Task objective -> Go through the records that follow and tally the lines with "Offset" in them; answer with the number alone.

++++

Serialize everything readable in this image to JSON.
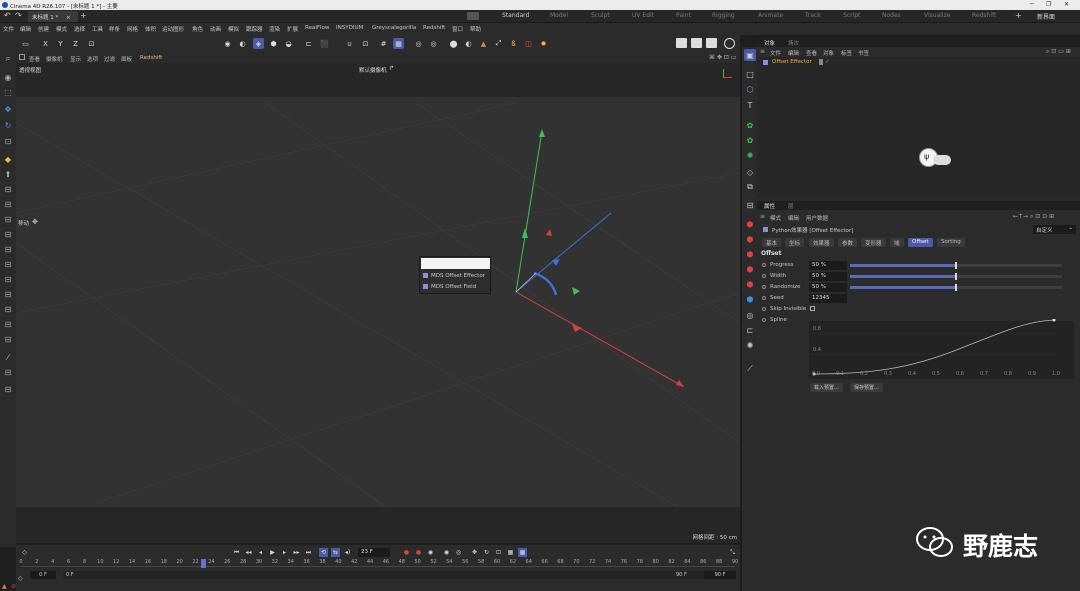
{
  "window": {
    "title": "Cinema 4D R26.107 - [未标题 1 *] - 主要",
    "doc_tab": "未标题 1 *"
  },
  "layouts": {
    "items": [
      "Standard",
      "Model",
      "Sculpt",
      "UV Edit",
      "Paint",
      "Rigging",
      "Animate",
      "Track",
      "Script",
      "Nodes",
      "Visualize",
      "Redshift"
    ],
    "new_layout": "新界面"
  },
  "menubar": [
    "文件",
    "编辑",
    "创建",
    "模式",
    "选择",
    "工具",
    "样条",
    "网格",
    "体积",
    "运动图形",
    "角色",
    "动画",
    "模拟",
    "跟踪器",
    "渲染",
    "扩展",
    "RealFlow",
    "INSYDIUM",
    "Greyscalegorilla",
    "Redshift",
    "窗口",
    "帮助"
  ],
  "toolbar": {
    "axis_x": "X",
    "axis_y": "Y",
    "axis_z": "Z"
  },
  "viewport": {
    "menu": [
      "查看",
      "摄像机",
      "显示",
      "选项",
      "过滤",
      "面板",
      "Redshift"
    ],
    "view_name": "透视视图",
    "camera": "默认摄像机",
    "grid_label": "网格间距 : 50 cm",
    "tool_label": "移动"
  },
  "popup": {
    "items": [
      "MDS Offset Effector",
      "MDS Offset Field"
    ]
  },
  "timeline": {
    "ticks": [
      0,
      2,
      4,
      6,
      8,
      10,
      12,
      14,
      16,
      18,
      20,
      22,
      24,
      26,
      28,
      30,
      32,
      34,
      36,
      38,
      40,
      42,
      44,
      46,
      48,
      50,
      52,
      54,
      56,
      58,
      60,
      62,
      64,
      66,
      68,
      70,
      72,
      74,
      76,
      78,
      80,
      82,
      84,
      86,
      88,
      90
    ],
    "current_frame": "23 F",
    "start_a": "0 F",
    "start_b": "0 F",
    "end_a": "90 F",
    "end_b": "90 F",
    "playhead_frame": 23
  },
  "object_manager": {
    "tabs": [
      "对象",
      "场次"
    ],
    "menu": [
      "文件",
      "编辑",
      "查看",
      "对象",
      "标签",
      "书签"
    ],
    "object_name": "Offset Effector"
  },
  "attributes": {
    "tabs": [
      "属性",
      "层"
    ],
    "menu": [
      "模式",
      "编辑",
      "用户数据"
    ],
    "header": "Python效果器 [Offset Effector]",
    "preset": "自定义",
    "section_tabs": [
      "基本",
      "坐标",
      "效果器",
      "参数",
      "变形器",
      "域",
      "Offset",
      "Sorting"
    ],
    "active_tab": "Offset",
    "section_title": "Offset",
    "params": [
      {
        "label": "Progress",
        "value": "50 %",
        "fraction": 0.5
      },
      {
        "label": "Width",
        "value": "50 %",
        "fraction": 0.5
      },
      {
        "label": "Randomize",
        "value": "50 %",
        "fraction": 0.5
      },
      {
        "label": "Seed",
        "value": "12345"
      },
      {
        "label": "Skip Invisible"
      },
      {
        "label": "Spline"
      }
    ],
    "spline_y_labels": [
      "0.8",
      "0.4"
    ],
    "spline_x_labels": [
      "0.0",
      "0.1",
      "0.2",
      "0.3",
      "0.4",
      "0.5",
      "0.6",
      "0.7",
      "0.8",
      "0.9",
      "1.0"
    ],
    "load_preset": "载入预置...",
    "save_preset": "保存预置..."
  },
  "watermark": {
    "text": "野鹿志"
  },
  "colors": {
    "accent": "#4a5aa8",
    "axis_x": "#d94040",
    "axis_y": "#3fbf5a",
    "axis_z": "#3f6fd9"
  }
}
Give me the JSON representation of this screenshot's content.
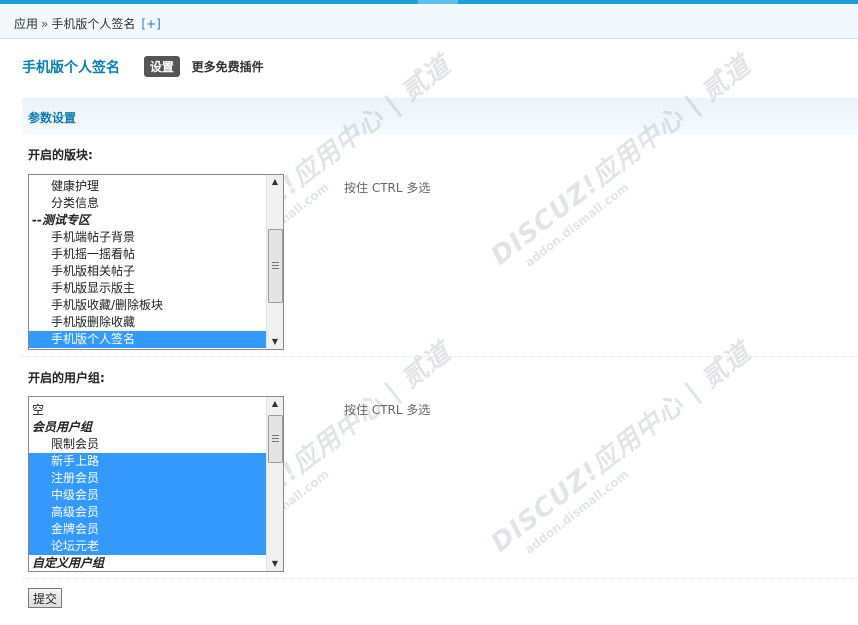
{
  "breadcrumb": {
    "root": "应用",
    "separator": "»",
    "current": "手机版个人签名",
    "plus": "[+]"
  },
  "header": {
    "title": "手机版个人签名",
    "active_tab": "设置",
    "more_link": "更多免费插件"
  },
  "section": {
    "title": "参数设置"
  },
  "forums_field": {
    "label": "开启的版块:",
    "hint": "按住 CTRL 多选",
    "options": [
      {
        "label": "健康护理",
        "type": "item",
        "selected": false
      },
      {
        "label": "分类信息",
        "type": "item",
        "selected": false
      },
      {
        "label": "--测试专区",
        "type": "group",
        "selected": false
      },
      {
        "label": "手机端帖子背景",
        "type": "item",
        "selected": false
      },
      {
        "label": "手机摇一摇看帖",
        "type": "item",
        "selected": false
      },
      {
        "label": "手机版相关帖子",
        "type": "item",
        "selected": false
      },
      {
        "label": "手机版显示版主",
        "type": "item",
        "selected": false
      },
      {
        "label": "手机版收藏/删除板块",
        "type": "item",
        "selected": false
      },
      {
        "label": "手机版删除收藏",
        "type": "item",
        "selected": false
      },
      {
        "label": "手机版个人签名",
        "type": "item",
        "selected": true
      }
    ]
  },
  "groups_field": {
    "label": "开启的用户组:",
    "hint": "按住 CTRL 多选",
    "options": [
      {
        "label": "空",
        "type": "plain",
        "selected": false
      },
      {
        "label": "会员用户组",
        "type": "group",
        "selected": false
      },
      {
        "label": "限制会员",
        "type": "item",
        "selected": false
      },
      {
        "label": "新手上路",
        "type": "item",
        "selected": true
      },
      {
        "label": "注册会员",
        "type": "item",
        "selected": true
      },
      {
        "label": "中级会员",
        "type": "item",
        "selected": true
      },
      {
        "label": "高级会员",
        "type": "item",
        "selected": true
      },
      {
        "label": "金牌会员",
        "type": "item",
        "selected": true
      },
      {
        "label": "论坛元老",
        "type": "item",
        "selected": true
      },
      {
        "label": "自定义用户组",
        "type": "group",
        "selected": false
      }
    ]
  },
  "submit_label": "提交",
  "watermark": {
    "brand": "DISCUZ!应用中心 | 贰道",
    "url": "addon.dismall.com"
  },
  "colors": {
    "accent": "#0c7fae",
    "selection": "#3399ff",
    "topbar": "#1a9fd9"
  }
}
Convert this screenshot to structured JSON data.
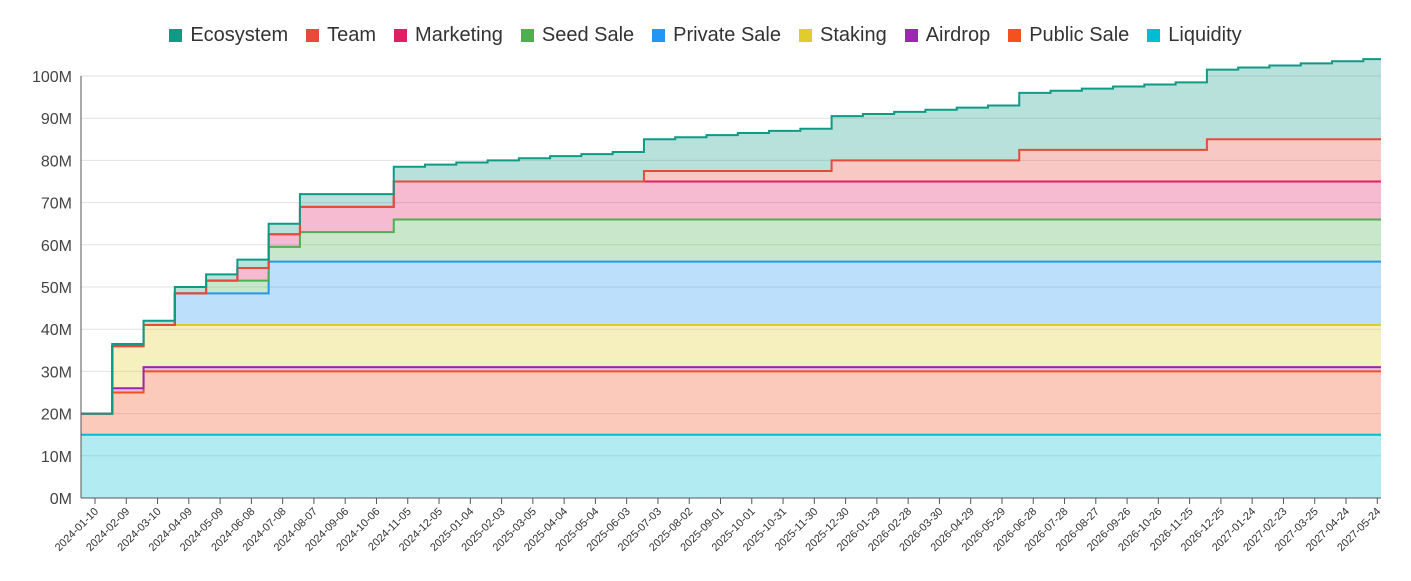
{
  "chart_data": {
    "type": "area",
    "stacked": true,
    "step": true,
    "legend_position": "top",
    "grid": true,
    "ylim": [
      0,
      100
    ],
    "y_ticks": [
      "0M",
      "10M",
      "20M",
      "30M",
      "40M",
      "50M",
      "60M",
      "70M",
      "80M",
      "90M",
      "100M"
    ],
    "x_start": "2024-01-10",
    "x_end": "2027-06-10",
    "x_ticks": [
      "2024-01-10",
      "2024-02-09",
      "2024-03-10",
      "2024-04-09",
      "2024-05-09",
      "2024-06-08",
      "2024-07-08",
      "2024-08-07",
      "2024-09-06",
      "2024-10-06",
      "2024-11-05",
      "2024-12-05",
      "2025-01-04",
      "2025-02-03",
      "2025-03-05",
      "2025-04-04",
      "2025-05-04",
      "2025-06-03",
      "2025-07-03",
      "2025-08-02",
      "2025-09-01",
      "2025-10-01",
      "2025-10-31",
      "2025-11-30",
      "2025-12-30",
      "2026-01-29",
      "2026-02-28",
      "2026-03-30",
      "2026-04-29",
      "2026-05-29",
      "2026-06-28",
      "2026-07-28",
      "2026-08-27",
      "2026-09-26",
      "2026-10-26",
      "2026-11-25",
      "2026-12-25",
      "2027-01-24",
      "2027-02-23",
      "2027-03-25",
      "2027-04-24",
      "2027-05-24"
    ],
    "legend": [
      {
        "name": "Ecosystem",
        "color": "#0f9a85"
      },
      {
        "name": "Team",
        "color": "#e84a3a"
      },
      {
        "name": "Marketing",
        "color": "#e01e64"
      },
      {
        "name": "Seed Sale",
        "color": "#4caf50"
      },
      {
        "name": "Private Sale",
        "color": "#2196f3"
      },
      {
        "name": "Staking",
        "color": "#e0cc2a"
      },
      {
        "name": "Airdrop",
        "color": "#9c27b0"
      },
      {
        "name": "Public Sale",
        "color": "#f4511e"
      },
      {
        "name": "Liquidity",
        "color": "#00bcd4"
      }
    ],
    "stack_order": [
      "Liquidity",
      "Public Sale",
      "Airdrop",
      "Staking",
      "Private Sale",
      "Seed Sale",
      "Marketing",
      "Team",
      "Ecosystem"
    ],
    "series": [
      {
        "name": "Liquidity",
        "color": "#00bcd4",
        "fill": "rgba(0,188,212,0.30)",
        "steps": [
          [
            "2024-01-10",
            15
          ]
        ]
      },
      {
        "name": "Public Sale",
        "color": "#f4511e",
        "fill": "rgba(244,81,30,0.30)",
        "steps": [
          [
            "2024-01-10",
            5
          ],
          [
            "2024-02-09",
            10
          ],
          [
            "2024-03-10",
            15
          ]
        ]
      },
      {
        "name": "Airdrop",
        "color": "#9c27b0",
        "fill": "rgba(156,39,176,0.30)",
        "steps": [
          [
            "2024-01-10",
            0
          ],
          [
            "2024-02-09",
            1
          ],
          [
            "2024-03-10",
            1
          ]
        ]
      },
      {
        "name": "Staking",
        "color": "#e0cc2a",
        "fill": "rgba(224,204,42,0.30)",
        "steps": [
          [
            "2024-01-10",
            0
          ],
          [
            "2024-02-09",
            10
          ],
          [
            "2024-03-10",
            10
          ]
        ]
      },
      {
        "name": "Private Sale",
        "color": "#2196f3",
        "fill": "rgba(33,150,243,0.30)",
        "steps": [
          [
            "2024-01-10",
            0
          ],
          [
            "2024-04-09",
            7.5
          ],
          [
            "2024-07-08",
            15
          ]
        ]
      },
      {
        "name": "Seed Sale",
        "color": "#4caf50",
        "fill": "rgba(76,175,80,0.30)",
        "steps": [
          [
            "2024-01-10",
            0
          ],
          [
            "2024-05-09",
            3
          ],
          [
            "2024-07-08",
            3.5
          ],
          [
            "2024-08-07",
            7
          ],
          [
            "2024-11-05",
            10
          ]
        ]
      },
      {
        "name": "Marketing",
        "color": "#e01e64",
        "fill": "rgba(224,30,100,0.30)",
        "steps": [
          [
            "2024-01-10",
            0
          ],
          [
            "2024-06-08",
            3
          ],
          [
            "2024-07-08",
            3
          ],
          [
            "2024-08-07",
            6
          ],
          [
            "2024-10-06",
            6
          ],
          [
            "2024-11-05",
            9
          ]
        ]
      },
      {
        "name": "Team",
        "color": "#e84a3a",
        "fill": "rgba(232,74,58,0.30)",
        "steps": [
          [
            "2024-01-10",
            0
          ],
          [
            "2025-07-03",
            2.5
          ],
          [
            "2025-12-30",
            5
          ],
          [
            "2026-06-28",
            7.5
          ],
          [
            "2026-12-25",
            10
          ]
        ]
      },
      {
        "name": "Ecosystem",
        "color": "#0f9a85",
        "fill": "rgba(15,154,133,0.30)",
        "steps": [
          [
            "2024-01-10",
            0
          ],
          [
            "2024-02-09",
            0.5
          ],
          [
            "2024-03-10",
            1
          ],
          [
            "2024-04-09",
            1.5
          ],
          [
            "2024-05-09",
            1.5
          ],
          [
            "2024-06-08",
            2
          ],
          [
            "2024-07-08",
            2.5
          ],
          [
            "2024-08-07",
            3
          ],
          [
            "2024-09-06",
            3
          ],
          [
            "2024-10-06",
            3
          ],
          [
            "2024-11-05",
            3.5
          ],
          [
            "2024-12-05",
            4
          ],
          [
            "2025-01-04",
            4.5
          ],
          [
            "2025-02-03",
            5
          ],
          [
            "2025-03-05",
            5.5
          ],
          [
            "2025-04-04",
            6
          ],
          [
            "2025-05-04",
            6.5
          ],
          [
            "2025-06-03",
            7
          ],
          [
            "2025-07-03",
            7.5
          ],
          [
            "2025-08-02",
            8
          ],
          [
            "2025-09-01",
            8.5
          ],
          [
            "2025-10-01",
            9
          ],
          [
            "2025-10-31",
            9.5
          ],
          [
            "2025-11-30",
            10
          ],
          [
            "2025-12-30",
            10.5
          ],
          [
            "2026-01-29",
            11
          ],
          [
            "2026-02-28",
            11.5
          ],
          [
            "2026-03-30",
            12
          ],
          [
            "2026-04-29",
            12.5
          ],
          [
            "2026-05-29",
            13
          ],
          [
            "2026-06-28",
            13.5
          ],
          [
            "2026-07-28",
            14
          ],
          [
            "2026-08-27",
            14.5
          ],
          [
            "2026-09-26",
            15
          ],
          [
            "2026-10-26",
            15.5
          ],
          [
            "2026-11-25",
            16
          ],
          [
            "2026-12-25",
            16.5
          ],
          [
            "2027-01-24",
            17
          ],
          [
            "2027-02-23",
            17.5
          ],
          [
            "2027-03-25",
            18
          ],
          [
            "2027-04-24",
            18.5
          ],
          [
            "2027-05-24",
            19
          ]
        ]
      }
    ]
  }
}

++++

Solution below -> 7